    But above all, I think you’ve hit on exactly the issues that arise if orchestras really did become proactive. I like the thought of local interactivity. If orchestras were doing events all over the metropolitan areas they’re in, their email could invite people to events right in their neighborhoods. A really good idea, I think.

  2. Ian says

    Your HP example really resonated with me. I am so anti-endless mail! I have travelled to NY to the Met once in the past three years, yet I get almost monthly mailouts from them. Surely, by now, they have already exceeded the value of my ticket purchase in promotional materials and postage?

    Charities are worse- I once made a small donation to MSF and was receiving almost weekly mail- which must have, by about the second year, cost more than the $50 I’d donated. It strikes me as incredibly inefficient, but does this actually work? Is that why organisations keep doing it? Or is it some kind of received wisdom?

    I find I barely read the vast majority of promotional material I receive either by mail or email. There are exceptions of course- ticket discounts always get my eye, and the Met’s lavishly produced season brochure is always fun eye candy- but these are rarities.
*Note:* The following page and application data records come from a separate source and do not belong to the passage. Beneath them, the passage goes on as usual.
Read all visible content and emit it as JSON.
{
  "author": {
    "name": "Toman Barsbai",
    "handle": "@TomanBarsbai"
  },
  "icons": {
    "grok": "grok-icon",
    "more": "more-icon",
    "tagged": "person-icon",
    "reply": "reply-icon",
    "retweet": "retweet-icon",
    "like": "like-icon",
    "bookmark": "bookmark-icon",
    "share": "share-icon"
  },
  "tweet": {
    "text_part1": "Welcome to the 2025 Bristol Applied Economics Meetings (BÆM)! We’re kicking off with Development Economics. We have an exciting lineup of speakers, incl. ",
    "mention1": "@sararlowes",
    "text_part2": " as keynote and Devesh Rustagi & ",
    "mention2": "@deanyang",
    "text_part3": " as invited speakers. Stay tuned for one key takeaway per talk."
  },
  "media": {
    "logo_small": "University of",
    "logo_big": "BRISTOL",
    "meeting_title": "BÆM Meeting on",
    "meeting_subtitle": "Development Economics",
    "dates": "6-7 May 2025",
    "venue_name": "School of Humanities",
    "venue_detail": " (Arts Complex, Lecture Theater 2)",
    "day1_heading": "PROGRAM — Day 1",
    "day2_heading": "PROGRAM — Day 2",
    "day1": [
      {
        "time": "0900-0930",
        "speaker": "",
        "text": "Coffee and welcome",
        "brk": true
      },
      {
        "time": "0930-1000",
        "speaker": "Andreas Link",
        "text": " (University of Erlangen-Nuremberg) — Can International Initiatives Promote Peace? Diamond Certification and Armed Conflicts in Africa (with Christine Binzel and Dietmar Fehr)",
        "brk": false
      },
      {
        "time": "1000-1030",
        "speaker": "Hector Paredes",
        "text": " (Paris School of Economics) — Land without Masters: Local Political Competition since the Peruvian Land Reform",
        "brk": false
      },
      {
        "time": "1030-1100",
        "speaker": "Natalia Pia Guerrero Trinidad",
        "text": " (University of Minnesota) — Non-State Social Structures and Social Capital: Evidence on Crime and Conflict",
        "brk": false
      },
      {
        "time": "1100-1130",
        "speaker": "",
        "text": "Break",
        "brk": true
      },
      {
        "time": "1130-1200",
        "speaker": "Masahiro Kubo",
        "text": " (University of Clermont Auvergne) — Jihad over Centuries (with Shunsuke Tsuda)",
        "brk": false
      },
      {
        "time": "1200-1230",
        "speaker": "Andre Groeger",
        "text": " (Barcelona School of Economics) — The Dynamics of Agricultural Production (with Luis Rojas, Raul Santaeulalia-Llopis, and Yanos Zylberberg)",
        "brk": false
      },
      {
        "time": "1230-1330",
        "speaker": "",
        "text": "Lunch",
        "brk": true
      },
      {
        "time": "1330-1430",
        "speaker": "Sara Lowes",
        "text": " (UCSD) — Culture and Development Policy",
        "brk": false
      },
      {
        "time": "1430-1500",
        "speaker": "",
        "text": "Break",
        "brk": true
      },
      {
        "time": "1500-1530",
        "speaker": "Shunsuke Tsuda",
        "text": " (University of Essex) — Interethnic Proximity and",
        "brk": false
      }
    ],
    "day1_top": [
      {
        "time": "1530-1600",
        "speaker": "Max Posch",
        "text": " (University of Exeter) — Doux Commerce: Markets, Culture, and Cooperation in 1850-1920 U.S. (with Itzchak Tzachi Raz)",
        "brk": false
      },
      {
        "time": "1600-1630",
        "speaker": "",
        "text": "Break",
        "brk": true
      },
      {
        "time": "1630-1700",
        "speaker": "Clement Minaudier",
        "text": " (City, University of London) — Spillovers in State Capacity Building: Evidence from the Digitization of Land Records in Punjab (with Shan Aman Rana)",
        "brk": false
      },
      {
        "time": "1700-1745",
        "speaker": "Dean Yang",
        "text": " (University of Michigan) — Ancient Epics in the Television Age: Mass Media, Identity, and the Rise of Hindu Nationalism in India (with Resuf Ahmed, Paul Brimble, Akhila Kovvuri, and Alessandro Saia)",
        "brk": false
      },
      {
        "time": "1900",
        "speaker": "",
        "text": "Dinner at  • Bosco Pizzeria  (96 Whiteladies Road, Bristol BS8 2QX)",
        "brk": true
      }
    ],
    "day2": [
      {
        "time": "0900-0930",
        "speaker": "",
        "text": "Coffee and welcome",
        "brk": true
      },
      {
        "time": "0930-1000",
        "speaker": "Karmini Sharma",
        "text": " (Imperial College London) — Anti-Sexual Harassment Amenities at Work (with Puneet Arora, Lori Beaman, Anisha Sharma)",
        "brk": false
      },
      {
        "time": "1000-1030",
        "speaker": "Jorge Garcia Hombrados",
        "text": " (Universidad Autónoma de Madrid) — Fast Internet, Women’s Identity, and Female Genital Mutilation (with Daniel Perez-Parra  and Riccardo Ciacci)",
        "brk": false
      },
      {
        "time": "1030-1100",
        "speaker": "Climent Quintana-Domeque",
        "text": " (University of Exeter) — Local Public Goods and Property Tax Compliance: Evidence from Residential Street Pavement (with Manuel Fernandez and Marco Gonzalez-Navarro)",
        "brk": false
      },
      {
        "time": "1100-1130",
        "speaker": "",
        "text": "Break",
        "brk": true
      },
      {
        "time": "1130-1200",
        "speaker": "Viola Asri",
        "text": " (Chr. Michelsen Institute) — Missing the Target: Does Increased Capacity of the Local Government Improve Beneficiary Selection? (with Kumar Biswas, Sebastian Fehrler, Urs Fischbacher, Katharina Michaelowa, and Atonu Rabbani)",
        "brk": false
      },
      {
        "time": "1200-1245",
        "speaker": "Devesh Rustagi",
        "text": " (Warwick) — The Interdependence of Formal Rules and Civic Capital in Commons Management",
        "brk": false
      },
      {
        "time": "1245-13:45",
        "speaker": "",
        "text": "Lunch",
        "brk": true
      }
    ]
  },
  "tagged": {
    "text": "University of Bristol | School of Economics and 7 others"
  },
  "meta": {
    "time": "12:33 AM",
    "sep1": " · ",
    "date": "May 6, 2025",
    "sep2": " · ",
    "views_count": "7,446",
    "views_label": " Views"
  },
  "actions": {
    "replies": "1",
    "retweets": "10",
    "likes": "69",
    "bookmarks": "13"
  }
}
Too much information!

    One thing I do like are the inhouse magazines produced by both DC’s opera and Shakespeare theatres. These can’t be cheap undertakings, but in terms of my awareness I find them far more influential than a monthly postcard from the opera. And they’re only quarterly-ish!

  3. says

    Excellent post Greg. And I can barely contain my excitement, because I’ve written about just this very topic for the Take A Friend To the Orchestra project over at Drew McManus’ Adaptistration.

    I suppose I won’t give it away, as it will be posted soon, in April. But it touches on a broad definition of the “customer experience,” meaning all points of contact of the patron with the organization, not just the event experience.

    Sorry for the tease, but as I said, I can barely contain my excitement. I’ll let you know when it’s posted.

    I’ll look forward to seeing what you write, Marc.

    I’m not surprised that you and I and others would have some of the same ideas. That seems to be happening a lot, as classical music begins to wake up from its long sleep. Some of the things that should happen are really quite obvious, especially when you put classical music in the context of everything else going on in our world.

  4. says

    Greg, quickly wanted to let you know about the post I was talking about. It’s up now.

    Very good stuff, Marc. Important for people to read. Thanks for the link.

    You talk, in the comment you linked, about the notorious churn, and how people who come to orchestras for the first time don’t see the concert simply as music, but as a total experience.

    This reminds me of a comment Peter Gregson made to me over the past few days (when I was with him during his visit to the U of Maryland). He says, and rightly, that people don’t build their lives around music. They build their lives around life. So their musical experiences — or the ones we’d like them to have — need to feel like parts of their lives. Or, that is, a seamless part of everything else they do.

    It’s hardly necessary to stress that an orchestra concert won’t feel like that. And I think the really painful part of this realization is that the music at the concert has to be included. Marc, you talk a lot — and rightly — about so many things orchestras could do to give their first-time concertgoers a memorable experience, but what about the music? Is the music itself really all that worthwhile? We take it for granted that it is, but I’m not so sure. The music itself, the pieces, the masterworks, might not be problematic, but the performances? There, I think, we have a problem. They really don’t jump off the stage, and most people, having gone for the first time, will leave feeling it was all very nice, but without (most of the time) any vivid, sharp, and unforgettable memories of anything specific that they loved.